ACTION ITEM: What comes back must be the data itself, retyped exactly.

################

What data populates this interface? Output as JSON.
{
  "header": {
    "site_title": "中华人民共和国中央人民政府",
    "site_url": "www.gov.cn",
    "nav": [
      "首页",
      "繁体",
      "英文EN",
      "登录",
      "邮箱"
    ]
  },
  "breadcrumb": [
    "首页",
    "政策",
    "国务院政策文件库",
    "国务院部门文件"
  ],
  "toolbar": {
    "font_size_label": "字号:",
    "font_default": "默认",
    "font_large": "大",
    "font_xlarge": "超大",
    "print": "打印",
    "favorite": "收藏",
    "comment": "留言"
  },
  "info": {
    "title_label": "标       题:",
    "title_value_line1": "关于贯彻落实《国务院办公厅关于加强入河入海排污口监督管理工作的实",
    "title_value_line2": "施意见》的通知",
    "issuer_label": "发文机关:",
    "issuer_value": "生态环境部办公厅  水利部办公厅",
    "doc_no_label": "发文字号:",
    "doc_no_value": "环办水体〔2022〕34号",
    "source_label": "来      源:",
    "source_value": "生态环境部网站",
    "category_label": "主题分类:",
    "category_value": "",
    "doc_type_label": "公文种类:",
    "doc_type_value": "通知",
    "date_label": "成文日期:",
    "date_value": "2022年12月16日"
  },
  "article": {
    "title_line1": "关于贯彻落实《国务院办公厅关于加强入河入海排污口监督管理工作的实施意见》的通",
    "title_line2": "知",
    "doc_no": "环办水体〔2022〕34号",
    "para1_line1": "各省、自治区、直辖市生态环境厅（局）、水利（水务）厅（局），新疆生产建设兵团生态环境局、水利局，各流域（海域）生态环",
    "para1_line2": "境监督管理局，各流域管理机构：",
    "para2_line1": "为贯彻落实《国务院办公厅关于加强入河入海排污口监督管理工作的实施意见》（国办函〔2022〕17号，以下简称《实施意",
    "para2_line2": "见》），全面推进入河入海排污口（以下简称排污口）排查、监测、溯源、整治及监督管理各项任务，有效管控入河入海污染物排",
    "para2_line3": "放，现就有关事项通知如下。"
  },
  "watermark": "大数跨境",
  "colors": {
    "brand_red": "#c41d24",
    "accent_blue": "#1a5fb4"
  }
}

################

RESULT:
What data populates this interface? Output as JSON.
{
  "header": {
    "site_title": "中华人民共和国中央人民政府",
    "site_url": "www.gov.cn",
    "nav": [
      "首页",
      "繁体",
      "英文EN",
      "登录",
      "邮箱"
    ]
  },
  "breadcrumb": [
    "首页",
    "政策",
    "国务院政策文件库",
    "国务院部门文件"
  ],
  "toolbar": {
    "font_size_label": "字号:",
    "font_default": "默认",
    "font_large": "大",
    "font_xlarge": "超大",
    "print": "打印",
    "favorite": "收藏",
    "comment": "留言"
  },
  "info": {
    "title_label": "标       题:",
    "title_value_line1": "关于贯彻落实《国务院办公厅关于加强入河入海排污口监督管理工作的实",
    "title_value_line2": "施意见》的通知",
    "issuer_label": "发文机关:",
    "issuer_value": "生态环境部办公厅  水利部办公厅",
    "doc_no_label": "发文字号:",
    "doc_no_value": "环办水体〔2022〕34号",
    "source_label": "来      源:",
    "source_value": "生态环境部网站",
    "category_label": "主题分类:",
    "category_value": "",
    "doc_type_label": "公文种类:",
    "doc_type_value": "通知",
    "date_label": "成文日期:",
    "date_value": "2022年12月16日"
  },
  "article": {
    "title_line1": "关于贯彻落实《国务院办公厅关于加强入河入海排污口监督管理工作的实施意见》的通",
    "title_line2": "知",
    "doc_no": "环办水体〔2022〕34号",
    "para1_line1": "各省、自治区、直辖市生态环境厅（局）、水利（水务）厅（局），新疆生产建设兵团生态环境局、水利局，各流域（海域）生态环",
    "para1_line2": "境监督管理局，各流域管理机构：",
    "para2_line1": "为贯彻落实《国务院办公厅关于加强入河入海排污口监督管理工作的实施意见》（国办函〔2022〕17号，以下简称《实施意",
    "para2_line2": "见》），全面推进入河入海排污口（以下简称排污口）排查、监测、溯源、整治及监督管理各项任务，有效管控入河入海污染物排",
    "para2_line3": "放，现就有关事项通知如下。"
  },
  "watermark": "大数跨境",
  "colors": {
    "brand_red": "#c41d24",
    "accent_blue": "#1a5fb4"
  }
}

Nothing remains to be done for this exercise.